dant,” Tennyson said. Broadfork Farm earned its certification in August 2013, and Tennyson found it was easy to fill out the application. An annual fee is required to remain certified, but the fee doesn’t fund PFSP’s operations. “We operate on a shoestring budget, and the money goes back di- rectly to the farmers as grants,” Kellison explained. In 2011 PFSP started a mini- grant program where farmers could ap- ply for funds to offset the costs of in- creasing pollinator habitat and forage for honeybees. “We have had more grant ap- plicants than money, with $6,000-$7,000 distributed over the last couple years,” she said. For Tennyson, she doesn’t mind paying the annual certification fee be-

cause it’s not going to a third-party certi- fication group and the fee is reasonable, especially for small farms such as hers. “Being certified as bee friendly farming is also another way I can demonstrate to customers that we are engaged in or- ganic practices, even if we aren’t certified organic,” she said. While the focus of becoming bee friendly certified is one of the benefits the pollinators reap, Griffin and Kaiser have noticed tangible benefits of making their landscapes welcoming to pollina- tors. “It’s just a win-win situation to put

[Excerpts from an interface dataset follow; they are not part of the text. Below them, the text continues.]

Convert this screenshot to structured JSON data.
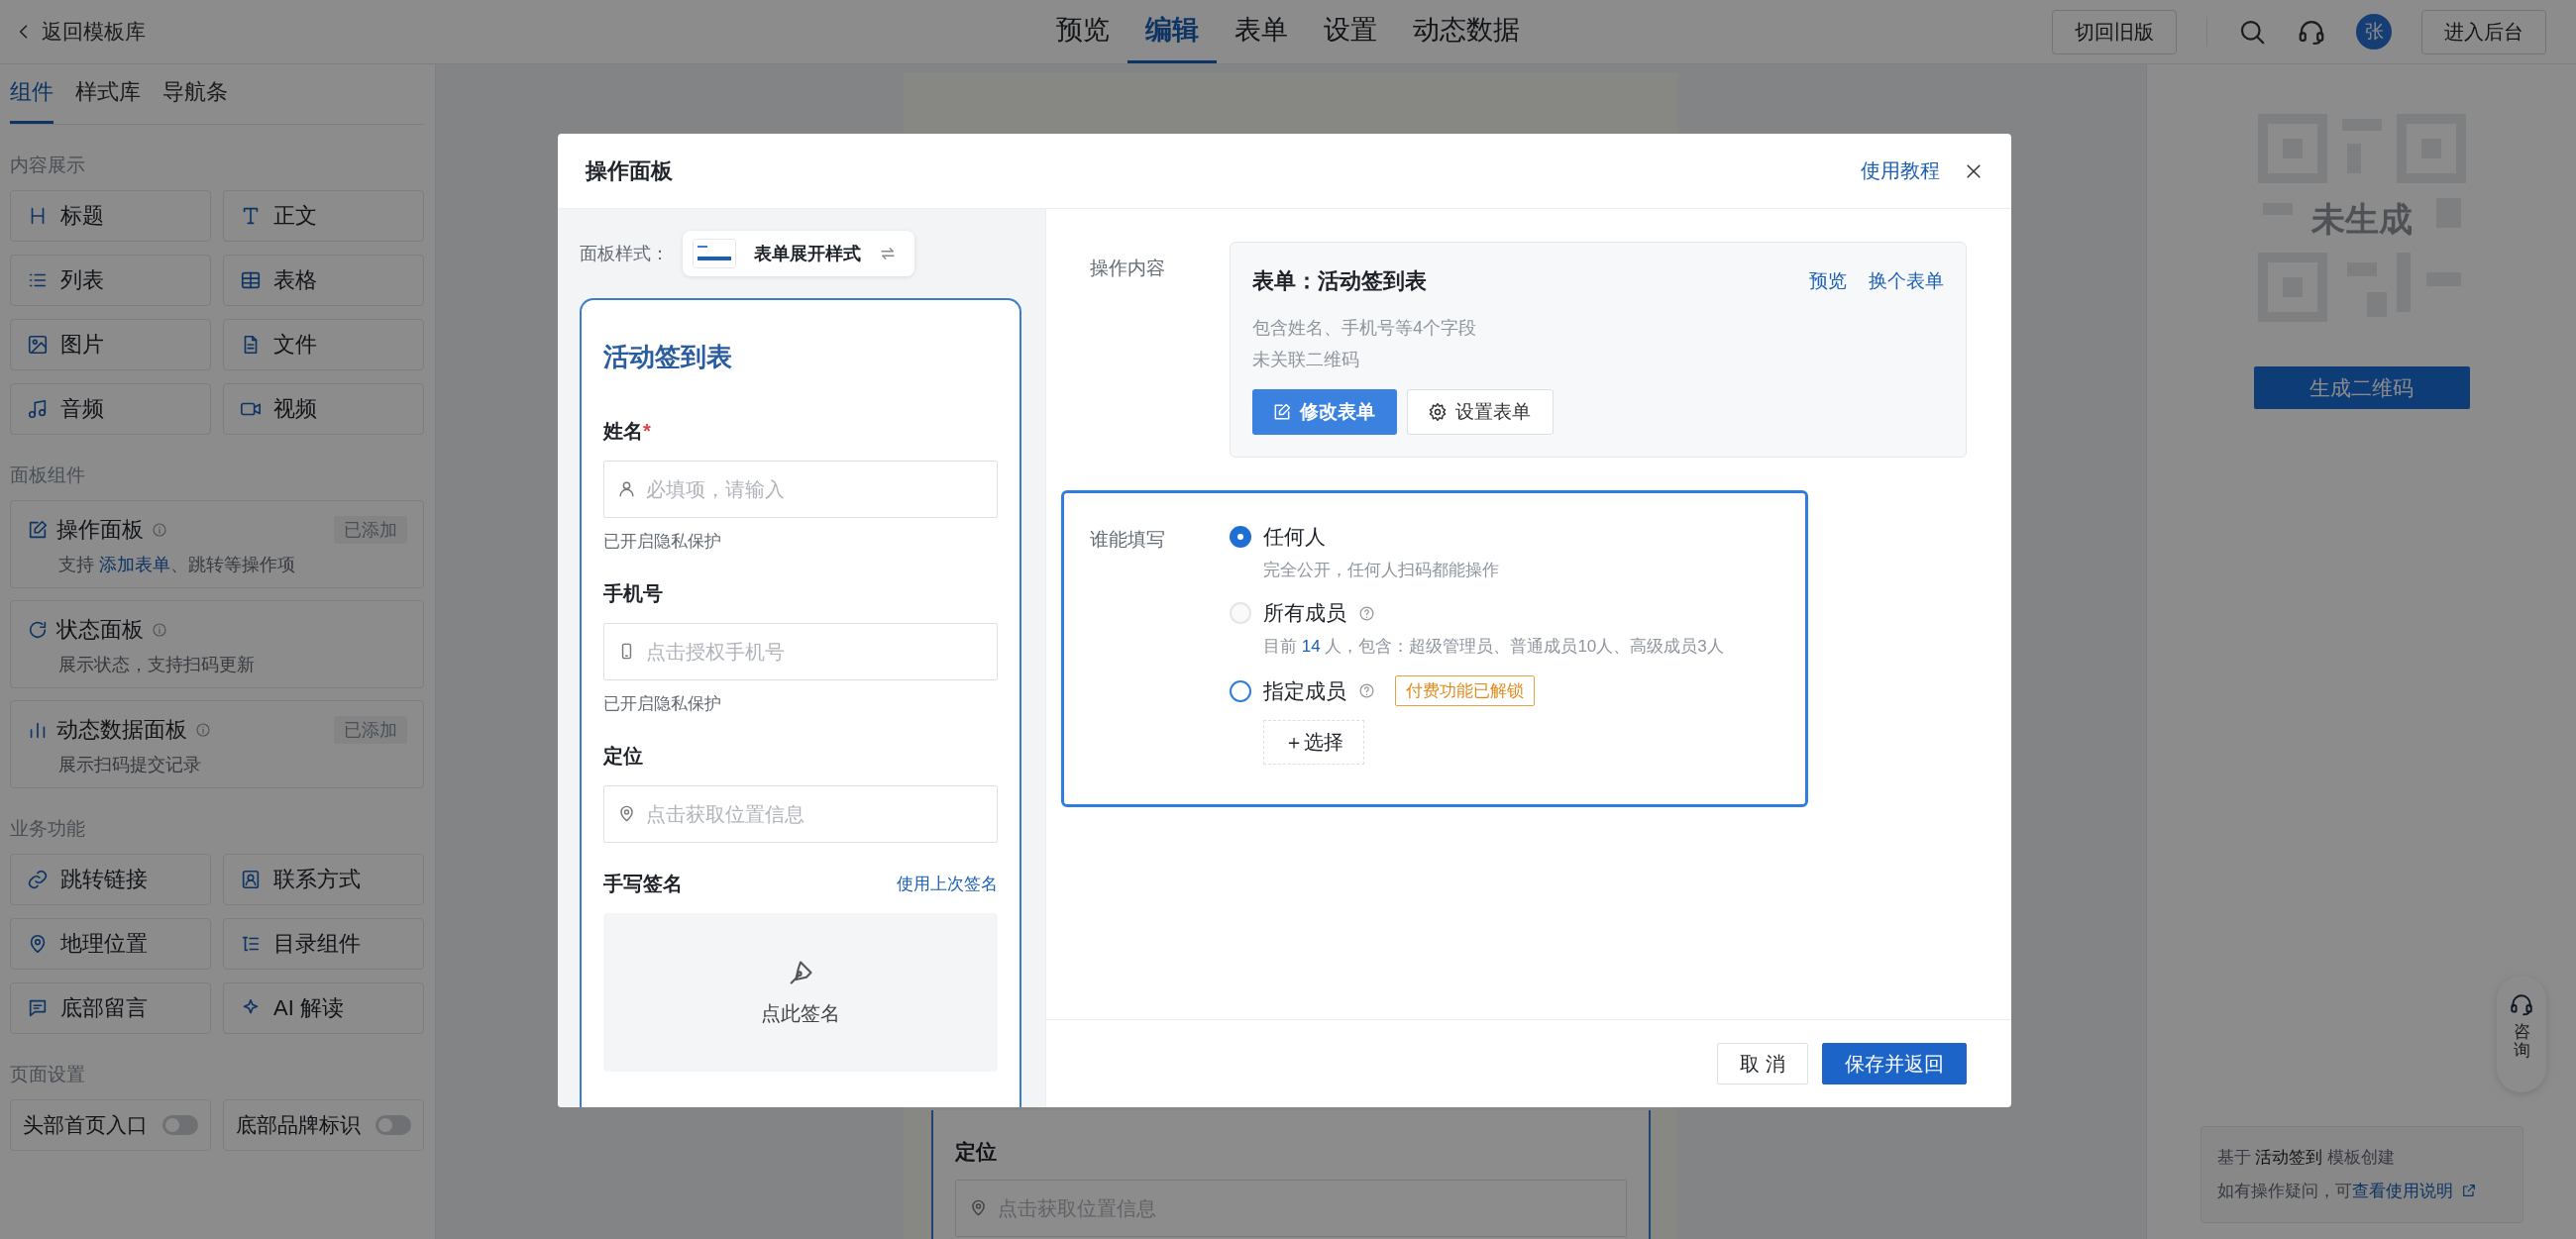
{
  "topbar": {
    "back": "返回模板库",
    "tabs": [
      {
        "label": "预览",
        "selected": false
      },
      {
        "label": "编辑",
        "selected": true
      },
      {
        "label": "表单",
        "selected": false
      },
      {
        "label": "设置",
        "selected": false
      },
      {
        "label": "动态数据",
        "selected": false
      }
    ],
    "old_version": "切回旧版",
    "avatar": "张",
    "admin": "进入后台"
  },
  "sidebar": {
    "tabs": [
      {
        "label": "组件",
        "selected": true
      },
      {
        "label": "样式库",
        "selected": false
      },
      {
        "label": "导航条",
        "selected": false
      }
    ],
    "sections": [
      {
        "title": "内容展示",
        "kind": "grid",
        "items": [
          "标题",
          "正文",
          "列表",
          "表格",
          "图片",
          "文件",
          "音频",
          "视频"
        ]
      },
      {
        "title": "面板组件",
        "kind": "cards",
        "items": [
          {
            "name": "操作面板",
            "badge": "已添加",
            "desc": "支持 ",
            "link": "添加表单",
            "desc_after": "、跳转等操作项"
          },
          {
            "name": "状态面板",
            "desc": "展示状态，支持扫码更新"
          },
          {
            "name": "动态数据面板",
            "badge": "已添加",
            "desc": "展示扫码提交记录"
          }
        ]
      },
      {
        "title": "业务功能",
        "kind": "grid",
        "items": [
          "跳转链接",
          "联系方式",
          "地理位置",
          "目录组件",
          "底部留言",
          "AI 解读"
        ]
      },
      {
        "title": "页面设置",
        "kind": "toggles",
        "items": [
          {
            "label": "头部首页入口",
            "on": false
          },
          {
            "label": "底部品牌标识",
            "on": false
          }
        ]
      }
    ]
  },
  "canvas": {
    "field_label": "定位",
    "field_placeholder": "点击获取位置信息"
  },
  "right_panel": {
    "qr_status": "未生成",
    "generate": "生成二维码",
    "consult": "咨询",
    "info_line": "基于 **活动签到** 模板创建",
    "help": "如有操作疑问，可",
    "help_link": "查看使用说明"
  },
  "modal": {
    "title": "操作面板",
    "tutorial": "使用教程",
    "style_label": "面板样式：",
    "style_value": "表单展开样式",
    "form_preview": {
      "title": "活动签到表",
      "fields": [
        {
          "kind": "input",
          "label": "姓名",
          "required_mark": "*",
          "placeholder": "必填项，请输入",
          "note": "已开启隐私保护"
        },
        {
          "kind": "input",
          "label": "手机号",
          "placeholder": "点击授权手机号",
          "note": "已开启隐私保护"
        },
        {
          "kind": "input",
          "label": "定位",
          "placeholder": "点击获取位置信息"
        },
        {
          "kind": "signature",
          "label": "手写签名",
          "link": "使用上次签名",
          "placeholder": "点此签名"
        }
      ]
    },
    "content": {
      "label": "操作内容",
      "title": "表单：活动签到表",
      "links": [
        "预览",
        "换个表单"
      ],
      "lines": [
        "包含姓名、手机号等4个字段",
        "未关联二维码"
      ],
      "buttons": [
        {
          "label": "修改表单",
          "kind": "primary"
        },
        {
          "label": "设置表单",
          "kind": "default"
        }
      ]
    },
    "who": {
      "label": "谁能填写",
      "options": [
        {
          "label": "任何人",
          "selected": true,
          "disabled": false,
          "help": false,
          "desc": "完全公开，任何人扫码都能操作"
        },
        {
          "label": "所有成员",
          "selected": false,
          "disabled": true,
          "help": true,
          "desc": "目前 ",
          "count": "14",
          "desc_after": " 人，包含：超级管理员、普通成员10人、高级成员3人"
        },
        {
          "label": "指定成员",
          "selected": false,
          "disabled": false,
          "help": true,
          "tag": "付费功能已解锁",
          "action": "＋选择"
        }
      ]
    },
    "footer": {
      "cancel": "取 消",
      "save": "保存并返回"
    }
  }
}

cover crops out there

you need every

[beneficial] bug you can get,” Griffin said. “I’ve had very little problem with mites.” Though many of the vegetables grown on Singing Frogs Farm are leafy vegeta- bles and brassicas, Kaiser has noticed a 200 percent increase in the production of winter squash and cucumbers. “The hedgerows have done wonders for our pest control,” he said, explaining that pests prefer annual vegetation instead of the perennial vegetation preferred by the pollinators. For Kellison, what cannot be over- looked about bee-friendly farming is creating consumer awareness. “In terms

farming is creating consumer awareness. “In terms of helping bees, the beekeepers and the environment, it

of helping bees, the beekeepers and the environment, it is really going to come down to how well we can get the con- sumers to understand that their food purchase choices really make a differ- ence.” And of the consumers that Kaiser, Tennyson, and Griffin meet with, they are taking notice, asking what they can do at home and praising their business for becoming certified. “What I’m find- ing is that once the gates open, there are a lot of people who want to be part of the solution. It opens the door for conversa- tion,” Griffin said.

Resources:

Partners for Sustainable Pollination: pf- spbees.org The Napa Valley Reserve: www.thenapa- valleyreserve.com Seeds of Diversity: pollinationcanada.ca Singing Frogs Farm: www.singingfrogs- farm.com/Home.html Broadfork Farm: broadforkfarm.org

pollinationcanada.ca Singing Frogs Farm: www.singingfrogs- farm.com/Home.html Broadfork Farm: broadforkfarm.org